What the exercise asks: Repeat the data below in full and exactly.

Interface dataset entries:
------
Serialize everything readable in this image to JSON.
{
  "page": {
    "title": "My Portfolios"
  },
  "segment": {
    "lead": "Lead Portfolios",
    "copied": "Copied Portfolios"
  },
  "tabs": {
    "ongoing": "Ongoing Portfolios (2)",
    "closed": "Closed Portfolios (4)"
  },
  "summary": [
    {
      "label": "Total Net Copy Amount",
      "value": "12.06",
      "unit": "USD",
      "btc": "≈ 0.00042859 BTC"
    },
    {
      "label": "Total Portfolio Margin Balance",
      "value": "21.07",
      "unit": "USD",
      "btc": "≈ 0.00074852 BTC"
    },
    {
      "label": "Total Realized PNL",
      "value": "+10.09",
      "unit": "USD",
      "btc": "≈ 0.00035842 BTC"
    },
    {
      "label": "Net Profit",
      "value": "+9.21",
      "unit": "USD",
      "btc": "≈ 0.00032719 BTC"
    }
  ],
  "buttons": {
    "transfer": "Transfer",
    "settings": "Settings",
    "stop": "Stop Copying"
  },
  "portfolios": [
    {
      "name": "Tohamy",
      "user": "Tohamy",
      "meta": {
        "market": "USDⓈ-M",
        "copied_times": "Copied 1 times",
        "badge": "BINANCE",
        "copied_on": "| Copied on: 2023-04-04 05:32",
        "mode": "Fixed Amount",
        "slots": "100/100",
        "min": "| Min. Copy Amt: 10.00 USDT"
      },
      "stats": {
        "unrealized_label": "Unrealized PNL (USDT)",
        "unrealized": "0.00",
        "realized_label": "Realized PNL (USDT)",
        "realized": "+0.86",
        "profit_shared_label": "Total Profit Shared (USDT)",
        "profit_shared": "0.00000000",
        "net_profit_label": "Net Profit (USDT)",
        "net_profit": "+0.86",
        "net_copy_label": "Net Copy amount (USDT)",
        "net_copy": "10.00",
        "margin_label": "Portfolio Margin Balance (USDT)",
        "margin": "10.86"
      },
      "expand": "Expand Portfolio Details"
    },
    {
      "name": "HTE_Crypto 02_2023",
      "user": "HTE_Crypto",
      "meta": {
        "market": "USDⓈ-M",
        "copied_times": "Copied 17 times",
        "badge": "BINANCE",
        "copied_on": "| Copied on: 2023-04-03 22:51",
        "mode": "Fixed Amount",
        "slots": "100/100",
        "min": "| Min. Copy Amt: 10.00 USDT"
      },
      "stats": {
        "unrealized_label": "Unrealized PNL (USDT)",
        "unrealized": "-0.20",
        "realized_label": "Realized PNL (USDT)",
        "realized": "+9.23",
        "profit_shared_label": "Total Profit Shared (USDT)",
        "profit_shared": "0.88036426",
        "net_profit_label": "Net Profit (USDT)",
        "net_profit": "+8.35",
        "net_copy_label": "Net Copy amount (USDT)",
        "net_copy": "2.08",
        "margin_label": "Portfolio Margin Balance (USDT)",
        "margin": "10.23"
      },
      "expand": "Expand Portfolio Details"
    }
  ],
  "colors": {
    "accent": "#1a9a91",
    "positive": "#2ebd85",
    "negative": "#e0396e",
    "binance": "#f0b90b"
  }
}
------
Reply:
Serialize everything readable in this image to JSON.
{
  "page": {
    "title": "My Portfolios"
  },
  "segment": {
    "lead": "Lead Portfolios",
    "copied": "Copied Portfolios"
  },
  "tabs": {
    "ongoing": "Ongoing Portfolios (2)",
    "closed": "Closed Portfolios (4)"
  },
  "summary": [
    {
      "label": "Total Net Copy Amount",
      "value": "12.06",
      "unit": "USD",
      "btc": "≈ 0.00042859 BTC"
    },
    {
      "label": "Total Portfolio Margin Balance",
      "value": "21.07",
      "unit": "USD",
      "btc": "≈ 0.00074852 BTC"
    },
    {
      "label": "Total Realized PNL",
      "value": "+10.09",
      "unit": "USD",
      "btc": "≈ 0.00035842 BTC"
    },
    {
      "label": "Net Profit",
      "value": "+9.21",
      "unit": "USD",
      "btc": "≈ 0.00032719 BTC"
    }
  ],
  "buttons": {
    "transfer": "Transfer",
    "settings": "Settings",
    "stop": "Stop Copying"
  },
  "portfolios": [
    {
      "name": "Tohamy",
      "user": "Tohamy",
      "meta": {
        "market": "USDⓈ-M",
        "copied_times": "Copied 1 times",
        "badge": "BINANCE",
        "copied_on": "| Copied on: 2023-04-04 05:32",
        "mode": "Fixed Amount",
        "slots": "100/100",
        "min": "| Min. Copy Amt: 10.00 USDT"
      },
      "stats": {
        "unrealized_label": "Unrealized PNL (USDT)",
        "unrealized": "0.00",
        "realized_label": "Realized PNL (USDT)",
        "realized": "+0.86",
        "profit_shared_label": "Total Profit Shared (USDT)",
        "profit_shared": "0.00000000",
        "net_profit_label": "Net Profit (USDT)",
        "net_profit": "+0.86",
        "net_copy_label": "Net Copy amount (USDT)",
        "net_copy": "10.00",
        "margin_label": "Portfolio Margin Balance (USDT)",
        "margin": "10.86"
      },
      "expand": "Expand Portfolio Details"
    },
    {
      "name": "HTE_Crypto 02_2023",
      "user": "HTE_Crypto",
      "meta": {
        "market": "USDⓈ-M",
        "copied_times": "Copied 17 times",
        "badge": "BINANCE",
        "copied_on": "| Copied on: 2023-04-03 22:51",
        "mode": "Fixed Amount",
        "slots": "100/100",
        "min": "| Min. Copy Amt: 10.00 USDT"
      },
      "stats": {
        "unrealized_label": "Unrealized PNL (USDT)",
        "unrealized": "-0.20",
        "realized_label": "Realized PNL (USDT)",
        "realized": "+9.23",
        "profit_shared_label": "Total Profit Shared (USDT)",
        "profit_shared": "0.88036426",
        "net_profit_label": "Net Profit (USDT)",
        "net_profit": "+8.35",
        "net_copy_label": "Net Copy amount (USDT)",
        "net_copy": "2.08",
        "margin_label": "Portfolio Margin Balance (USDT)",
        "margin": "10.23"
      },
      "expand": "Expand Portfolio Details"
    }
  ],
  "colors": {
    "accent": "#1a9a91",
    "positive": "#2ebd85",
    "negative": "#e0396e",
    "binance": "#f0b90b"
  }
}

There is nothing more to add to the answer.